Thermal oxidation of iron nanoparticles and its implication for chemical-looping combustion

BACKGROUND: Chemical looping combustion (CLC) is a promising environmentally friendly technology in which the greenhouse gas CO2 can be readily separated at high-purity, therefore providing an effective method of carbon capture. Its performance, however, is limited by the kinetics of oxidation of the oxygen carrier, whose size is typically in the range of micrometers to millimetres. This paper reports a new idea using metallic nanoparticles as potential oxygen carriers to improve the performance of chemical looping combustion. RESULTS: A detailed experimental study of the heating and oxidation of iron nanoparticles in a simultaneous TGA/DSC system was conducted. Kinetic analysis revealed improved reactivity of iron nanoparticles, as shown by a reduction in the activation energy, which is highly dependent upon the conversion ratio. The implication and potential application of nanoscale metallic nanoparticles as oxygen carriers in CLC are discussed.
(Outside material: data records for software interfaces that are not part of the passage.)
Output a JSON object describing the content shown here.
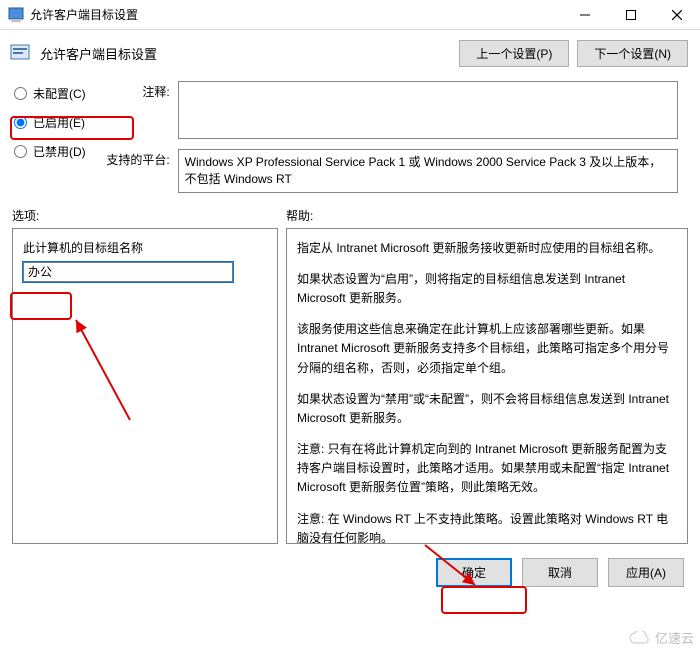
{
  "window": {
    "title": "允许客户端目标设置",
    "min_tooltip": "Minimize",
    "max_tooltip": "Maximize",
    "close_tooltip": "Close"
  },
  "header": {
    "title": "允许客户端目标设置",
    "prev_btn": "上一个设置(P)",
    "next_btn": "下一个设置(N)"
  },
  "radios": {
    "not_configured": "未配置(C)",
    "enabled": "已启用(E)",
    "disabled": "已禁用(D)"
  },
  "fields": {
    "comment_label": "注释:",
    "comment_value": "",
    "platform_label": "支持的平台:",
    "platform_value": "Windows XP Professional Service Pack 1 或 Windows 2000 Service Pack 3 及以上版本，不包括 Windows RT"
  },
  "panes": {
    "options_label": "选项:",
    "help_label": "帮助:"
  },
  "options": {
    "target_group_label": "此计算机的目标组名称",
    "target_group_value": "办公"
  },
  "help": {
    "p1": "指定从 Intranet Microsoft 更新服务接收更新时应使用的目标组名称。",
    "p2": "如果状态设置为“启用”，则将指定的目标组信息发送到 Intranet Microsoft 更新服务。",
    "p3": "该服务使用这些信息来确定在此计算机上应该部署哪些更新。如果 Intranet Microsoft 更新服务支持多个目标组，此策略可指定多个用分号分隔的组名称，否则，必须指定单个组。",
    "p4": "如果状态设置为“禁用”或“未配置”，则不会将目标组信息发送到 Intranet Microsoft 更新服务。",
    "p5": "注意: 只有在将此计算机定向到的 Intranet Microsoft 更新服务配置为支持客户端目标设置时，此策略才适用。如果禁用或未配置“指定 Intranet Microsoft 更新服务位置”策略，则此策略无效。",
    "p6": "注意: 在 Windows RT 上不支持此策略。设置此策略对 Windows RT 电脑没有任何影响。"
  },
  "footer": {
    "ok": "确定",
    "cancel": "取消",
    "apply": "应用(A)"
  },
  "watermark": {
    "text": "亿速云"
  },
  "colors": {
    "accent": "#0078d7",
    "highlight": "#e00000"
  }
}
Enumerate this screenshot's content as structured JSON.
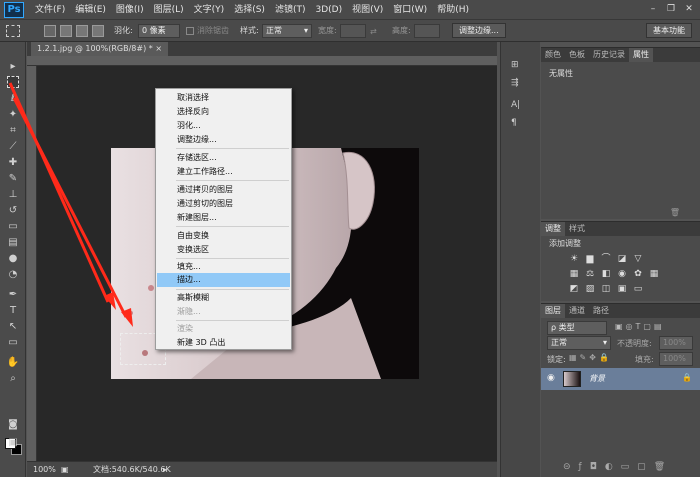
{
  "app": {
    "logo": "Ps"
  },
  "menubar": {
    "items": [
      "文件(F)",
      "编辑(E)",
      "图像(I)",
      "图层(L)",
      "文字(Y)",
      "选择(S)",
      "滤镜(T)",
      "3D(D)",
      "视图(V)",
      "窗口(W)",
      "帮助(H)"
    ]
  },
  "options_bar": {
    "feather_label": "羽化:",
    "feather_value": "0 像素",
    "antialias_label": "消除锯齿",
    "style_label": "样式:",
    "style_value": "正常",
    "width_label": "宽度:",
    "height_label": "高度:",
    "refine_button": "调整边缘...",
    "workspace": "基本功能"
  },
  "document": {
    "tab_title": "1.2.1.jpg @ 100%(RGB/8#) *",
    "zoom": "100%",
    "doc_info": "文档:540.6K/540.6K"
  },
  "context_menu": {
    "items": [
      "取消选择",
      "选择反向",
      "羽化...",
      "调整边缘...",
      "存储选区...",
      "建立工作路径...",
      "通过拷贝的图层",
      "通过剪切的图层",
      "新建图层...",
      "自由变换",
      "变换选区",
      "填充...",
      "描边...",
      "高斯模糊",
      "渐隐...",
      "渲染",
      "新建 3D 凸出"
    ],
    "highlighted": "描边..."
  },
  "panels": {
    "props_tabs": [
      "颜色",
      "色板",
      "历史记录",
      "属性"
    ],
    "props_content": "无属性",
    "adj_tabs": [
      "调整",
      "样式"
    ],
    "adj_title": "添加调整",
    "layers_tabs": [
      "图层",
      "通道",
      "路径"
    ],
    "layers_kind": "ρ 类型",
    "blend_mode": "正常",
    "opacity_label": "不透明度:",
    "opacity_value": "100%",
    "lock_label": "锁定:",
    "fill_label": "填充:",
    "fill_value": "100%",
    "layer_name": "背景"
  }
}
CONCLUSION: Compared with conventional sized iron particles, the reduction of particle size to nanoscale can offer a number of advantages, such as increased reactivity, reduced mass resistance and enhanced heat transfer, however, a number of practical factors associated with increased specific surface area need to be assessed carefully.